Brief |
Check every line of the entries below for "JSON", and copy the lines that have it.

Excerpted records |

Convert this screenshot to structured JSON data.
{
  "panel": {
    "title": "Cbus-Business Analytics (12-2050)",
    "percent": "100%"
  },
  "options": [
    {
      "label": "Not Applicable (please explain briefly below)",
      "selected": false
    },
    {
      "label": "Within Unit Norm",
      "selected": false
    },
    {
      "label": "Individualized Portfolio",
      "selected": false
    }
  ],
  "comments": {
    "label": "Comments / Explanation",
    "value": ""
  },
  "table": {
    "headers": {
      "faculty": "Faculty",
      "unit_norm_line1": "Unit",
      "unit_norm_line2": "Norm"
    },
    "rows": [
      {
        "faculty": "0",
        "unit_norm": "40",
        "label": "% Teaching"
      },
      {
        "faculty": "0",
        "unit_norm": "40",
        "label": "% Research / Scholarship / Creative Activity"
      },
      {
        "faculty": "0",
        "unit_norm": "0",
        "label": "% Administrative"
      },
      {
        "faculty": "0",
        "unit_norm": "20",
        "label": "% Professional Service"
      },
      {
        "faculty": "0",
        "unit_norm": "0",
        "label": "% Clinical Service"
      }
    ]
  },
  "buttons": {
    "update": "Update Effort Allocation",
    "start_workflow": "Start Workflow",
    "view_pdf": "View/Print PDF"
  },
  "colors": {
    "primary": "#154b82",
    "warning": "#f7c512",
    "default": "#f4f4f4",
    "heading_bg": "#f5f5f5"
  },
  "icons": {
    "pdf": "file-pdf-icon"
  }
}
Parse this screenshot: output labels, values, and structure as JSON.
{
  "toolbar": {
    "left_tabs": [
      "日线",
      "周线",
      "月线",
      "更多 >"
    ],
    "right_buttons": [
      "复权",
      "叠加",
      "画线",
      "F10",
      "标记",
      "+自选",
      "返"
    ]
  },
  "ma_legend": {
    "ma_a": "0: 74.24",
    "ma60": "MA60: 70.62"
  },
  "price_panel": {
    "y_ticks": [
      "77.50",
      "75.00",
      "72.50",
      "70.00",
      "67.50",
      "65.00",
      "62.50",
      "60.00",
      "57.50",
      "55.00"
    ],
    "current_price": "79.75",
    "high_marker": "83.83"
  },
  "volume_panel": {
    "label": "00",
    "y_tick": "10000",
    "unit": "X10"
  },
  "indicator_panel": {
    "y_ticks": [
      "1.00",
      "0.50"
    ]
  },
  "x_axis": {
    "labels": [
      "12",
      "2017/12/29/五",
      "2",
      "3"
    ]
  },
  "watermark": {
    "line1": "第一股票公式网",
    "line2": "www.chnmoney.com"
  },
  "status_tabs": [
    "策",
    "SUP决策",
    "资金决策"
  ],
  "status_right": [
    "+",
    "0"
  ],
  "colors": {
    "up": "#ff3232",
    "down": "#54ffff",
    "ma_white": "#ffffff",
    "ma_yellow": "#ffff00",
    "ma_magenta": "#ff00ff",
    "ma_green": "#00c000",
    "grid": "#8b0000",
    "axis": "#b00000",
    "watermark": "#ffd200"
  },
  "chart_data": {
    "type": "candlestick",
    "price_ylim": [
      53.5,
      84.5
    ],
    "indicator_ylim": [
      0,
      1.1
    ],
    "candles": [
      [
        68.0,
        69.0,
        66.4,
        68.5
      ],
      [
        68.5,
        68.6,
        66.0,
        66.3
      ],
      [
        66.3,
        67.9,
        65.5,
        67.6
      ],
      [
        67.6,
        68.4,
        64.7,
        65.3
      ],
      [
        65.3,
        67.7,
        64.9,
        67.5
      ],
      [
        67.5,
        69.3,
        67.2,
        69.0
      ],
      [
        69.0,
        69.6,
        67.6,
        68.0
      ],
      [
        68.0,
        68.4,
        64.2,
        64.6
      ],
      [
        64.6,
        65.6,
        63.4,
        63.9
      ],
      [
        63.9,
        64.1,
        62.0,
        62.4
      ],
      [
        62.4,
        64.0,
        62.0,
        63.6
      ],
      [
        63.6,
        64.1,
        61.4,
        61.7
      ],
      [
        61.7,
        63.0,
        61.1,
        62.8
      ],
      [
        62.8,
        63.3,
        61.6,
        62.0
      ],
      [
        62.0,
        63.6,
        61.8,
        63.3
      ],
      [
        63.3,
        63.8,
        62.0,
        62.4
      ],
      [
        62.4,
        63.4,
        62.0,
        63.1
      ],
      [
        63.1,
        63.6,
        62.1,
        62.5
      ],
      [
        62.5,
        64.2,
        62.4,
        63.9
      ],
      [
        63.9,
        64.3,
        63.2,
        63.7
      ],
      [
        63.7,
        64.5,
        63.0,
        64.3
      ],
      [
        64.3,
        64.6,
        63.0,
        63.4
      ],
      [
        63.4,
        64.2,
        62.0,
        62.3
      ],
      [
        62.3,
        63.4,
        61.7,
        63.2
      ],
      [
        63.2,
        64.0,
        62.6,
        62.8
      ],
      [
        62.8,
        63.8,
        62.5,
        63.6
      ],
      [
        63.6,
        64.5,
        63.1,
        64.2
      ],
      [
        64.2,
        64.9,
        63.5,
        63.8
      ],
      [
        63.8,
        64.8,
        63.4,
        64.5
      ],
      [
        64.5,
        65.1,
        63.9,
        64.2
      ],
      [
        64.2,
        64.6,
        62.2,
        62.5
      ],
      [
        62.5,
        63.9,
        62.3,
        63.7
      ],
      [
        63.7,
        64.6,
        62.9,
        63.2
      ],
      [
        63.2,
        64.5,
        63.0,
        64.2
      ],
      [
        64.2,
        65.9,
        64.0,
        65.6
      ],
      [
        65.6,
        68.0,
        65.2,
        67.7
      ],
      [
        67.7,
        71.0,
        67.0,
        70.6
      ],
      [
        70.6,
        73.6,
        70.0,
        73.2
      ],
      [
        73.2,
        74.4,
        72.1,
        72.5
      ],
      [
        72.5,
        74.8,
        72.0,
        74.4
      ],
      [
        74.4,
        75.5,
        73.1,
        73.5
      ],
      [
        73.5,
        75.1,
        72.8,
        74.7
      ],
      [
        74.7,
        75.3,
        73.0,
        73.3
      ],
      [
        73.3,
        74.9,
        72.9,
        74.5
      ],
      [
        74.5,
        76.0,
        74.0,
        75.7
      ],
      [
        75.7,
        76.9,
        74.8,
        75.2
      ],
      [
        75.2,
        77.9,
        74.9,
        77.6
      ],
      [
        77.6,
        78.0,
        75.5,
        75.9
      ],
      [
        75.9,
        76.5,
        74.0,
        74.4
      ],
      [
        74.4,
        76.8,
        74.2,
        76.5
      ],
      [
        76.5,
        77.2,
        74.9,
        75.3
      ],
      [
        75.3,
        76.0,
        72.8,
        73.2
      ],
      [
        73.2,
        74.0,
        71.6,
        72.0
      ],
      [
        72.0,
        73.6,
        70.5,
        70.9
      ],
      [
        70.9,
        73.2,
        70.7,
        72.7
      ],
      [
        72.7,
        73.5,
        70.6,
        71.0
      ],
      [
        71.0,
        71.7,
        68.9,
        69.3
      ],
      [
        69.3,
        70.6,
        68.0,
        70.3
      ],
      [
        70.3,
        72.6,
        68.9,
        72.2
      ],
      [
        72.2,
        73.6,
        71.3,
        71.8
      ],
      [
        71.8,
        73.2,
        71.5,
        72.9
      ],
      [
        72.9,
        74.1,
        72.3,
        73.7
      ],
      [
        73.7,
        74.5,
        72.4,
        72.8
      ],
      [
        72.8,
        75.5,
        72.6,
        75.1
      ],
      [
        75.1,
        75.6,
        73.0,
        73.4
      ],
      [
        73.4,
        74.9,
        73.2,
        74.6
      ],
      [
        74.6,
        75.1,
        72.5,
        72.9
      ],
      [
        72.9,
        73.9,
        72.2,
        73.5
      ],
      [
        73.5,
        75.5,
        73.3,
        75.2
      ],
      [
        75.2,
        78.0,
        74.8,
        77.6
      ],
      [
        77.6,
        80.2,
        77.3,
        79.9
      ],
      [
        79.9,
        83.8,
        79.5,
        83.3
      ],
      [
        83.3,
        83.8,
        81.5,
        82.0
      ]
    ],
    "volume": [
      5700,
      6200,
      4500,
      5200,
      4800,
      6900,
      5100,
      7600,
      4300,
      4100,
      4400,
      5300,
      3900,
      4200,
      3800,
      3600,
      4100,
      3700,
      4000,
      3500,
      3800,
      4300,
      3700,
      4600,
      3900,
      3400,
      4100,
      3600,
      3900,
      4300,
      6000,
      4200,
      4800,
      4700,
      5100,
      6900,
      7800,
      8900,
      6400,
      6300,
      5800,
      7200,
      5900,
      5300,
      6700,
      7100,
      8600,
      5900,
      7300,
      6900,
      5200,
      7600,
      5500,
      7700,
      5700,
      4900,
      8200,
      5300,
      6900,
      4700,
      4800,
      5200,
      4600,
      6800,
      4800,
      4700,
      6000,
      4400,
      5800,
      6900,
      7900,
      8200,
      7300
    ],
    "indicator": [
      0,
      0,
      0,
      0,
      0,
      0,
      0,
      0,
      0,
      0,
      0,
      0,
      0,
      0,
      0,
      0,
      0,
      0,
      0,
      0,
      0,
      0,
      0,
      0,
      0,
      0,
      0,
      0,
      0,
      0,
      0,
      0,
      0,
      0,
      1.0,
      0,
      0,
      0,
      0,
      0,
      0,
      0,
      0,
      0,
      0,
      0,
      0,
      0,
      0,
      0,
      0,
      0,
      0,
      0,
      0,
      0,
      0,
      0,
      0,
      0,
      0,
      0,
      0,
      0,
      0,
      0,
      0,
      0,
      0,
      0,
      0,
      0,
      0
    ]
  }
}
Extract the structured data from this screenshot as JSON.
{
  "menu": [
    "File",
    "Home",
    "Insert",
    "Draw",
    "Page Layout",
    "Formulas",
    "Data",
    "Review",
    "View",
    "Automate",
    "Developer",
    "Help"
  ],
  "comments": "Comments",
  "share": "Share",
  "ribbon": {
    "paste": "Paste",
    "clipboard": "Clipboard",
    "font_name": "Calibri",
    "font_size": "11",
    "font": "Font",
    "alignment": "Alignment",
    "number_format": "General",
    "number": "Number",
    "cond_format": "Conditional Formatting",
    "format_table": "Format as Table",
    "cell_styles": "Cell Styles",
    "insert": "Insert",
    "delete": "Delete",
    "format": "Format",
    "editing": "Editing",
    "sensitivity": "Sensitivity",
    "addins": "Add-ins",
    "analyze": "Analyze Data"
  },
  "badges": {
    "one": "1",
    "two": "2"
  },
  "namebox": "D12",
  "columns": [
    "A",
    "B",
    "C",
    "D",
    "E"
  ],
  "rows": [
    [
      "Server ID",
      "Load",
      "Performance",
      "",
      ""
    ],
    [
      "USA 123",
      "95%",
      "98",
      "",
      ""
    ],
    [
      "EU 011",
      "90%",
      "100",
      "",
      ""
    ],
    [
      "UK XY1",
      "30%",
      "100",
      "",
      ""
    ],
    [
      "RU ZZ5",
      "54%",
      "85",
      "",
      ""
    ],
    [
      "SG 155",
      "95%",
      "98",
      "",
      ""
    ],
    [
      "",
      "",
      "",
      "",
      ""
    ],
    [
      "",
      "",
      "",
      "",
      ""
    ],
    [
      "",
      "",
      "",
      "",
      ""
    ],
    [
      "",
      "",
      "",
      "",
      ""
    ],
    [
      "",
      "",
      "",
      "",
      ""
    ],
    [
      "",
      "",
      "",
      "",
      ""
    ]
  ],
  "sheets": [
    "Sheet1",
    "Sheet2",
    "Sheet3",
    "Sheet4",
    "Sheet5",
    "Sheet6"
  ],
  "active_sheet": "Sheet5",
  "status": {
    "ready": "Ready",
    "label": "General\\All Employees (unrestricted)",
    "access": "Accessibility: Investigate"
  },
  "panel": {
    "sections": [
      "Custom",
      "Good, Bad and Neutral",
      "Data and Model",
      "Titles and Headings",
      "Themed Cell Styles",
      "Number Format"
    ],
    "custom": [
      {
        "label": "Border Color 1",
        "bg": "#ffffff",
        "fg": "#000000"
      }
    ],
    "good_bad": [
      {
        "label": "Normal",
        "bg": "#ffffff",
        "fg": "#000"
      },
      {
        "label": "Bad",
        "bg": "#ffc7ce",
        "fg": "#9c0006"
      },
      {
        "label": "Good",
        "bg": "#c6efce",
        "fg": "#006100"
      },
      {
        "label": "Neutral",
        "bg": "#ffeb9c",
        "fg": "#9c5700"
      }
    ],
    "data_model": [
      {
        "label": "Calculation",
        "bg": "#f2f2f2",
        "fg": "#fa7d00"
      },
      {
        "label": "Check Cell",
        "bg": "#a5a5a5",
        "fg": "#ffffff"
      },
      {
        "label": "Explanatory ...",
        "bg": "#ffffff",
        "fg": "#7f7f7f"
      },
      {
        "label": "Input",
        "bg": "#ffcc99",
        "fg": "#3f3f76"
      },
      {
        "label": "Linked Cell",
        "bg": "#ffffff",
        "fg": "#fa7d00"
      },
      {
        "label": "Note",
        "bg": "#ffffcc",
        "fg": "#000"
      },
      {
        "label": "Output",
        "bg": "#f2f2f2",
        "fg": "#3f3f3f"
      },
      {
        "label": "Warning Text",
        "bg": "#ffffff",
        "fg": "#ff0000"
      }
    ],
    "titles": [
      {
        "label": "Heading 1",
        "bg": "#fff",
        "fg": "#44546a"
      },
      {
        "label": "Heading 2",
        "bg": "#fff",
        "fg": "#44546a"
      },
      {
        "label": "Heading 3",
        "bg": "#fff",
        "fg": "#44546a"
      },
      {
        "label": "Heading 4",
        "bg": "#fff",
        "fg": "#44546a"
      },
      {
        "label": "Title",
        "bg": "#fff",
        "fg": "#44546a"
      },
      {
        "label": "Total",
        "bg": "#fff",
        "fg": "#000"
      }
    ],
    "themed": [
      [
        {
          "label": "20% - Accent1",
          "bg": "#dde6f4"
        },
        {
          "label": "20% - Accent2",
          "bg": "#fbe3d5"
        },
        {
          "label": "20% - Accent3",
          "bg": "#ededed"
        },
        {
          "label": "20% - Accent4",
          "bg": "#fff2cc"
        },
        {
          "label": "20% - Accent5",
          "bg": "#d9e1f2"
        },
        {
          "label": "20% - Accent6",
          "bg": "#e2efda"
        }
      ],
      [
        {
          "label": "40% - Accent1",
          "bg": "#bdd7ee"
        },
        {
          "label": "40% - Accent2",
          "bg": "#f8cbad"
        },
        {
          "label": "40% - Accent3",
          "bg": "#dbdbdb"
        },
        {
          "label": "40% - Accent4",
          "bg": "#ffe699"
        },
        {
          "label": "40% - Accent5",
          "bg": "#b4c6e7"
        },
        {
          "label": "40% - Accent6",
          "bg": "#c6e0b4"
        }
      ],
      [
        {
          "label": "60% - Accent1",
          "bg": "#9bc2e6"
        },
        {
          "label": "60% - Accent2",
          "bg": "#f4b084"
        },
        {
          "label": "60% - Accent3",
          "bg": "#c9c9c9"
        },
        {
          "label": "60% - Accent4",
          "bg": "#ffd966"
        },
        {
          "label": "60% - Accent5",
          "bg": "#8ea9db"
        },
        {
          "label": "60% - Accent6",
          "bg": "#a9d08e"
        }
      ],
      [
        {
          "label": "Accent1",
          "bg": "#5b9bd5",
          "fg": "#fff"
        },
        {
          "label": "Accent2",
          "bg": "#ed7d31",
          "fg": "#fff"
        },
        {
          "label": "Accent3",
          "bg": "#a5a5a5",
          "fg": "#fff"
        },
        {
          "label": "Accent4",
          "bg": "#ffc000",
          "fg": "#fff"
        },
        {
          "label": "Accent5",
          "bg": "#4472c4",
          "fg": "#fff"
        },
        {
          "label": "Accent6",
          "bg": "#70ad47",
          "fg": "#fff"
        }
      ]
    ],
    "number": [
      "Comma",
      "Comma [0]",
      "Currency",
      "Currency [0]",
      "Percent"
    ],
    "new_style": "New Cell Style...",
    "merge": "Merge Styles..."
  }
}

Solution |
Convert this screenshot to structured JSON data.
Parse this screenshot: output labels, values, and structure as JSON.
Extract the structured data from this screenshot as JSON.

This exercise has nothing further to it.